Prompt:
From the line containing "Convert this screenshot" through the last line of the records below, output every line exactly, both ends included, except the pictures.

Supplied records:
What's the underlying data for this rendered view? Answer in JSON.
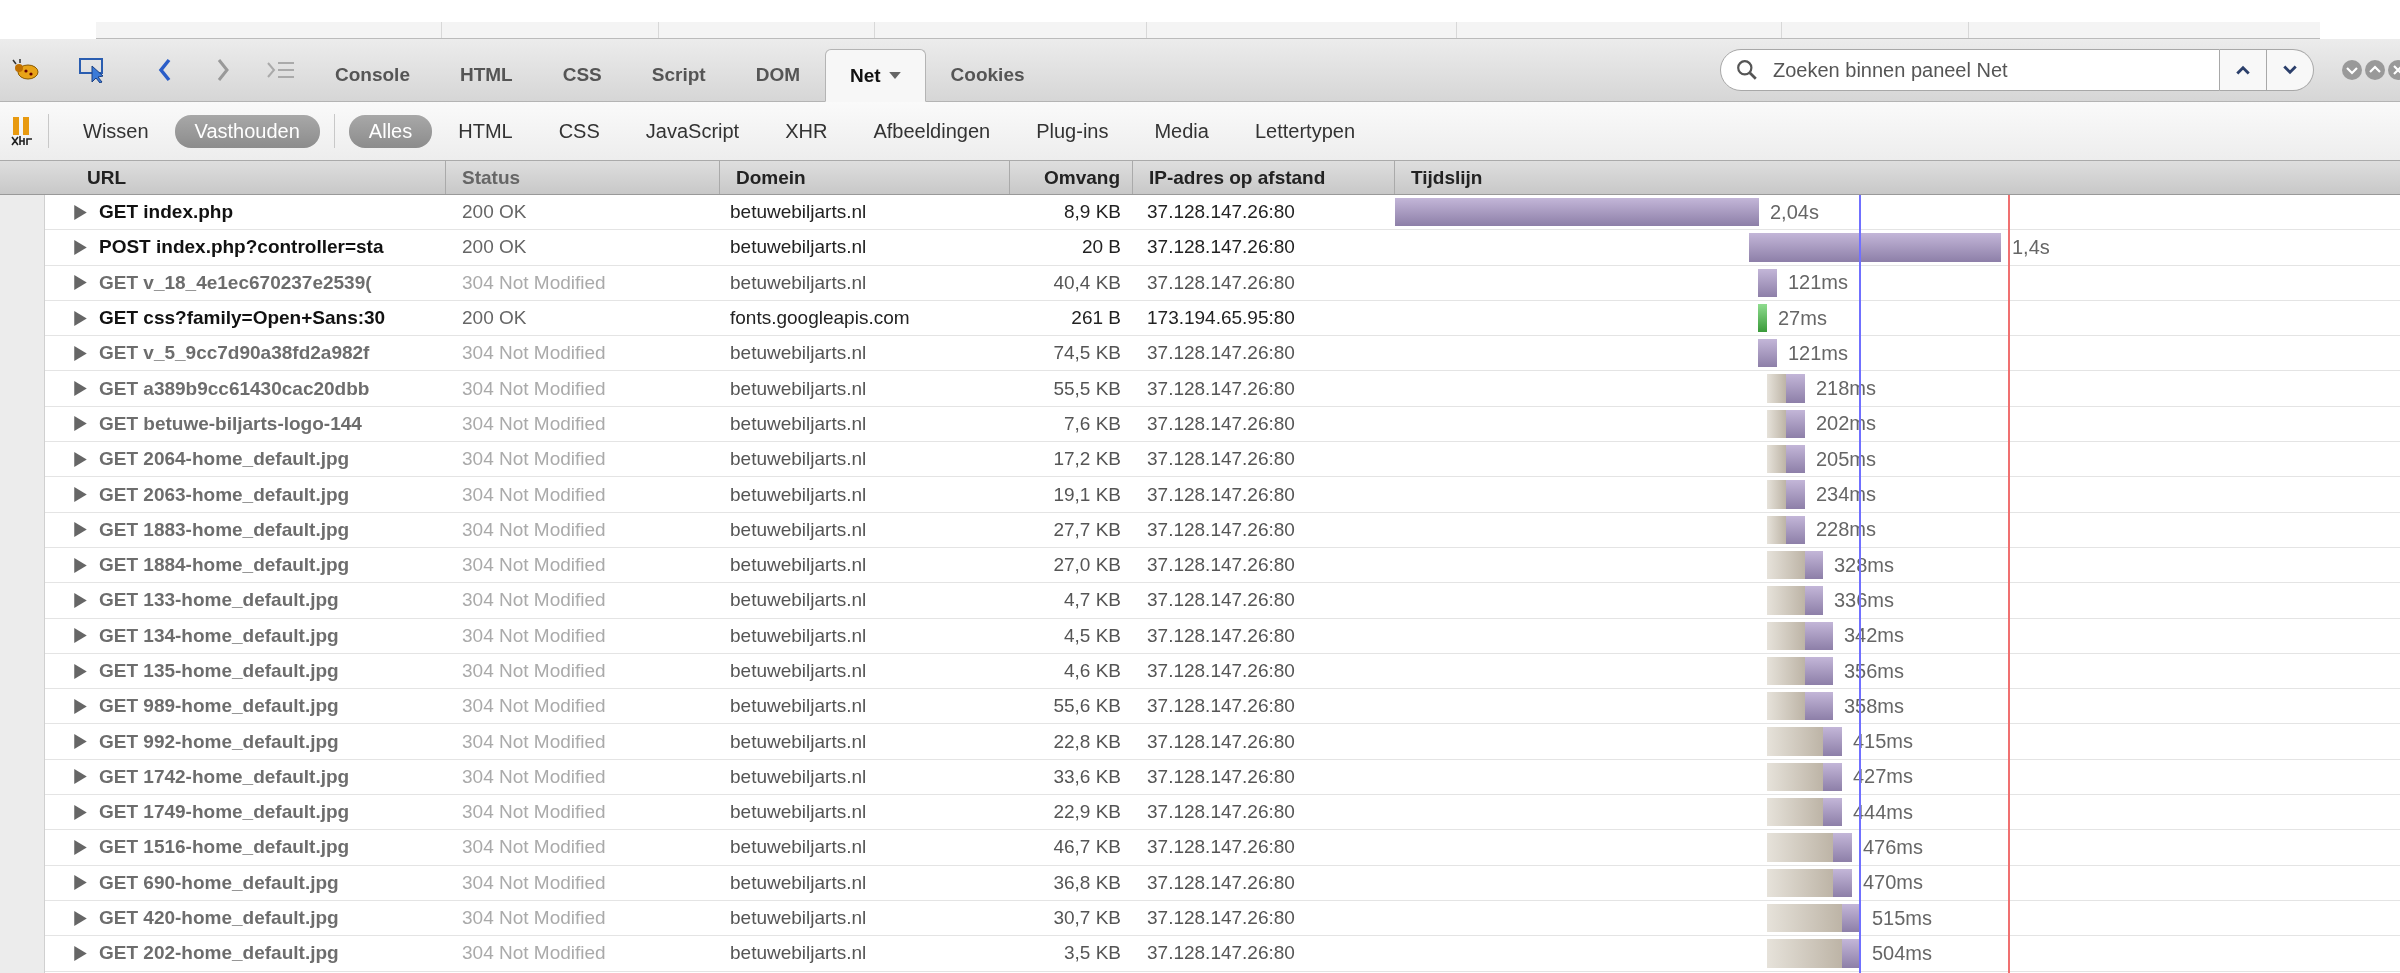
{
  "panel_tabs": [
    {
      "label": "Console",
      "selected": false
    },
    {
      "label": "HTML",
      "selected": false
    },
    {
      "label": "CSS",
      "selected": false
    },
    {
      "label": "Script",
      "selected": false
    },
    {
      "label": "DOM",
      "selected": false
    },
    {
      "label": "Net",
      "selected": true
    },
    {
      "label": "Cookies",
      "selected": false
    }
  ],
  "search": {
    "placeholder": "Zoeken binnen paneel Net"
  },
  "actions": [
    {
      "label": "Wissen",
      "selected": false
    },
    {
      "label": "Vasthouden",
      "selected": true
    }
  ],
  "filters": [
    {
      "label": "Alles",
      "selected": true
    },
    {
      "label": "HTML",
      "selected": false
    },
    {
      "label": "CSS",
      "selected": false
    },
    {
      "label": "JavaScript",
      "selected": false
    },
    {
      "label": "XHR",
      "selected": false
    },
    {
      "label": "Afbeeldingen",
      "selected": false
    },
    {
      "label": "Plug-ins",
      "selected": false
    },
    {
      "label": "Media",
      "selected": false
    },
    {
      "label": "Lettertypen",
      "selected": false
    }
  ],
  "table": {
    "columns": [
      "URL",
      "Status",
      "Domein",
      "Omvang",
      "IP-adres op afstand",
      "Tijdslijn"
    ],
    "rows": [
      {
        "url": "GET index.php",
        "status": "200 OK",
        "domain": "betuwebiljarts.nl",
        "size": "8,9 KB",
        "ip": "37.128.147.26:80",
        "time": "2,04s",
        "cached": false
      },
      {
        "url": "POST index.php?controller=sta",
        "status": "200 OK",
        "domain": "betuwebiljarts.nl",
        "size": "20 B",
        "ip": "37.128.147.26:80",
        "time": "1,4s",
        "cached": false
      },
      {
        "url": "GET v_18_4e1ec670237e2539(",
        "status": "304 Not Modified",
        "domain": "betuwebiljarts.nl",
        "size": "40,4 KB",
        "ip": "37.128.147.26:80",
        "time": "121ms",
        "cached": true
      },
      {
        "url": "GET css?family=Open+Sans:30",
        "status": "200 OK",
        "domain": "fonts.googleapis.com",
        "size": "261 B",
        "ip": "173.194.65.95:80",
        "time": "27ms",
        "cached": false
      },
      {
        "url": "GET v_5_9cc7d90a38fd2a982f",
        "status": "304 Not Modified",
        "domain": "betuwebiljarts.nl",
        "size": "74,5 KB",
        "ip": "37.128.147.26:80",
        "time": "121ms",
        "cached": true
      },
      {
        "url": "GET a389b9cc61430cac20dbb",
        "status": "304 Not Modified",
        "domain": "betuwebiljarts.nl",
        "size": "55,5 KB",
        "ip": "37.128.147.26:80",
        "time": "218ms",
        "cached": true
      },
      {
        "url": "GET betuwe-biljarts-logo-144",
        "status": "304 Not Modified",
        "domain": "betuwebiljarts.nl",
        "size": "7,6 KB",
        "ip": "37.128.147.26:80",
        "time": "202ms",
        "cached": true
      },
      {
        "url": "GET 2064-home_default.jpg",
        "status": "304 Not Modified",
        "domain": "betuwebiljarts.nl",
        "size": "17,2 KB",
        "ip": "37.128.147.26:80",
        "time": "205ms",
        "cached": true
      },
      {
        "url": "GET 2063-home_default.jpg",
        "status": "304 Not Modified",
        "domain": "betuwebiljarts.nl",
        "size": "19,1 KB",
        "ip": "37.128.147.26:80",
        "time": "234ms",
        "cached": true
      },
      {
        "url": "GET 1883-home_default.jpg",
        "status": "304 Not Modified",
        "domain": "betuwebiljarts.nl",
        "size": "27,7 KB",
        "ip": "37.128.147.26:80",
        "time": "228ms",
        "cached": true
      },
      {
        "url": "GET 1884-home_default.jpg",
        "status": "304 Not Modified",
        "domain": "betuwebiljarts.nl",
        "size": "27,0 KB",
        "ip": "37.128.147.26:80",
        "time": "328ms",
        "cached": true
      },
      {
        "url": "GET 133-home_default.jpg",
        "status": "304 Not Modified",
        "domain": "betuwebiljarts.nl",
        "size": "4,7 KB",
        "ip": "37.128.147.26:80",
        "time": "336ms",
        "cached": true
      },
      {
        "url": "GET 134-home_default.jpg",
        "status": "304 Not Modified",
        "domain": "betuwebiljarts.nl",
        "size": "4,5 KB",
        "ip": "37.128.147.26:80",
        "time": "342ms",
        "cached": true
      },
      {
        "url": "GET 135-home_default.jpg",
        "status": "304 Not Modified",
        "domain": "betuwebiljarts.nl",
        "size": "4,6 KB",
        "ip": "37.128.147.26:80",
        "time": "356ms",
        "cached": true
      },
      {
        "url": "GET 989-home_default.jpg",
        "status": "304 Not Modified",
        "domain": "betuwebiljarts.nl",
        "size": "55,6 KB",
        "ip": "37.128.147.26:80",
        "time": "358ms",
        "cached": true
      },
      {
        "url": "GET 992-home_default.jpg",
        "status": "304 Not Modified",
        "domain": "betuwebiljarts.nl",
        "size": "22,8 KB",
        "ip": "37.128.147.26:80",
        "time": "415ms",
        "cached": true
      },
      {
        "url": "GET 1742-home_default.jpg",
        "status": "304 Not Modified",
        "domain": "betuwebiljarts.nl",
        "size": "33,6 KB",
        "ip": "37.128.147.26:80",
        "time": "427ms",
        "cached": true
      },
      {
        "url": "GET 1749-home_default.jpg",
        "status": "304 Not Modified",
        "domain": "betuwebiljarts.nl",
        "size": "22,9 KB",
        "ip": "37.128.147.26:80",
        "time": "444ms",
        "cached": true
      },
      {
        "url": "GET 1516-home_default.jpg",
        "status": "304 Not Modified",
        "domain": "betuwebiljarts.nl",
        "size": "46,7 KB",
        "ip": "37.128.147.26:80",
        "time": "476ms",
        "cached": true
      },
      {
        "url": "GET 690-home_default.jpg",
        "status": "304 Not Modified",
        "domain": "betuwebiljarts.nl",
        "size": "36,8 KB",
        "ip": "37.128.147.26:80",
        "time": "470ms",
        "cached": true
      },
      {
        "url": "GET 420-home_default.jpg",
        "status": "304 Not Modified",
        "domain": "betuwebiljarts.nl",
        "size": "30,7 KB",
        "ip": "37.128.147.26:80",
        "time": "515ms",
        "cached": true
      },
      {
        "url": "GET 202-home_default.jpg",
        "status": "304 Not Modified",
        "domain": "betuwebiljarts.nl",
        "size": "3,5 KB",
        "ip": "37.128.147.26:80",
        "time": "504ms",
        "cached": true
      }
    ]
  }
}
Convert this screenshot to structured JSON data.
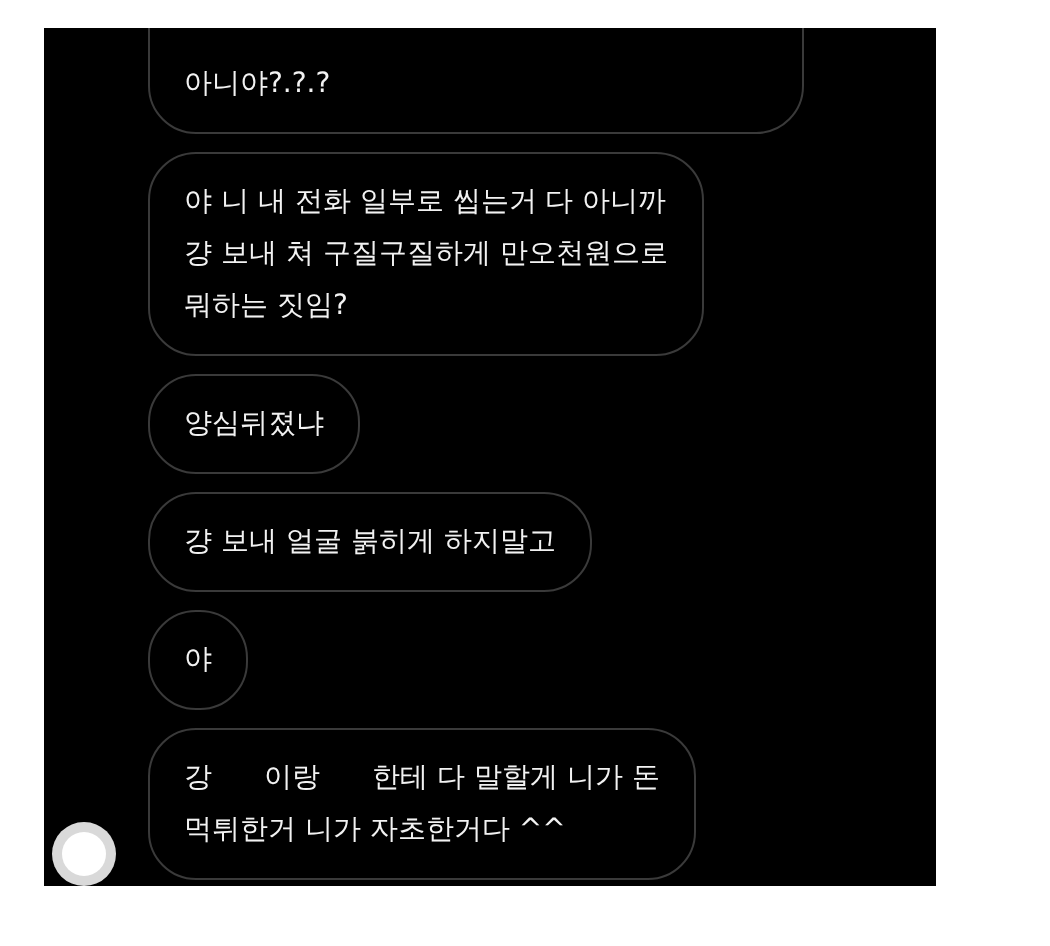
{
  "messages": [
    {
      "lines": [
        [
          {
            "kind": "text",
            "text": "아니야?.?.?"
          }
        ]
      ],
      "cut_top": true
    },
    {
      "lines": [
        [
          {
            "kind": "text",
            "text": "야 니 내 전화 일부로 씹는거 다 아니까"
          }
        ],
        [
          {
            "kind": "text",
            "text": "걍 보내 쳐 구질구질하게 만오천원으로"
          }
        ],
        [
          {
            "kind": "text",
            "text": "뭐하는 짓임?"
          }
        ]
      ],
      "cut_top": false
    },
    {
      "lines": [
        [
          {
            "kind": "text",
            "text": "양심뒤졌냐"
          }
        ]
      ],
      "cut_top": false
    },
    {
      "lines": [
        [
          {
            "kind": "text",
            "text": "걍 보내 얼굴 붉히게 하지말고"
          }
        ]
      ],
      "cut_top": false
    },
    {
      "lines": [
        [
          {
            "kind": "text",
            "text": "야"
          }
        ]
      ],
      "cut_top": false
    },
    {
      "lines": [
        [
          {
            "kind": "text",
            "text": "강"
          },
          {
            "kind": "gap"
          },
          {
            "kind": "text",
            "text": "이랑"
          },
          {
            "kind": "gap"
          },
          {
            "kind": "text",
            "text": "한테 다 말할게 니가 돈"
          }
        ],
        [
          {
            "kind": "text",
            "text": "먹튀한거 니가 자초한거다 ^^"
          }
        ]
      ],
      "cut_top": false,
      "avatar": true
    }
  ]
}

Finished exercise:
Convert this screenshot to structured JSON data.
{
  "messages": [
    {
      "lines": [
        [
          {
            "kind": "text",
            "text": "아니야?.?.?"
          }
        ]
      ],
      "cut_top": true
    },
    {
      "lines": [
        [
          {
            "kind": "text",
            "text": "야 니 내 전화 일부로 씹는거 다 아니까"
          }
        ],
        [
          {
            "kind": "text",
            "text": "걍 보내 쳐 구질구질하게 만오천원으로"
          }
        ],
        [
          {
            "kind": "text",
            "text": "뭐하는 짓임?"
          }
        ]
      ],
      "cut_top": false
    },
    {
      "lines": [
        [
          {
            "kind": "text",
            "text": "양심뒤졌냐"
          }
        ]
      ],
      "cut_top": false
    },
    {
      "lines": [
        [
          {
            "kind": "text",
            "text": "걍 보내 얼굴 붉히게 하지말고"
          }
        ]
      ],
      "cut_top": false
    },
    {
      "lines": [
        [
          {
            "kind": "text",
            "text": "야"
          }
        ]
      ],
      "cut_top": false
    },
    {
      "lines": [
        [
          {
            "kind": "text",
            "text": "강"
          },
          {
            "kind": "gap"
          },
          {
            "kind": "text",
            "text": "이랑"
          },
          {
            "kind": "gap"
          },
          {
            "kind": "text",
            "text": "한테 다 말할게 니가 돈"
          }
        ],
        [
          {
            "kind": "text",
            "text": "먹튀한거 니가 자초한거다 ^^"
          }
        ]
      ],
      "cut_top": false,
      "avatar": true
    }
  ]
}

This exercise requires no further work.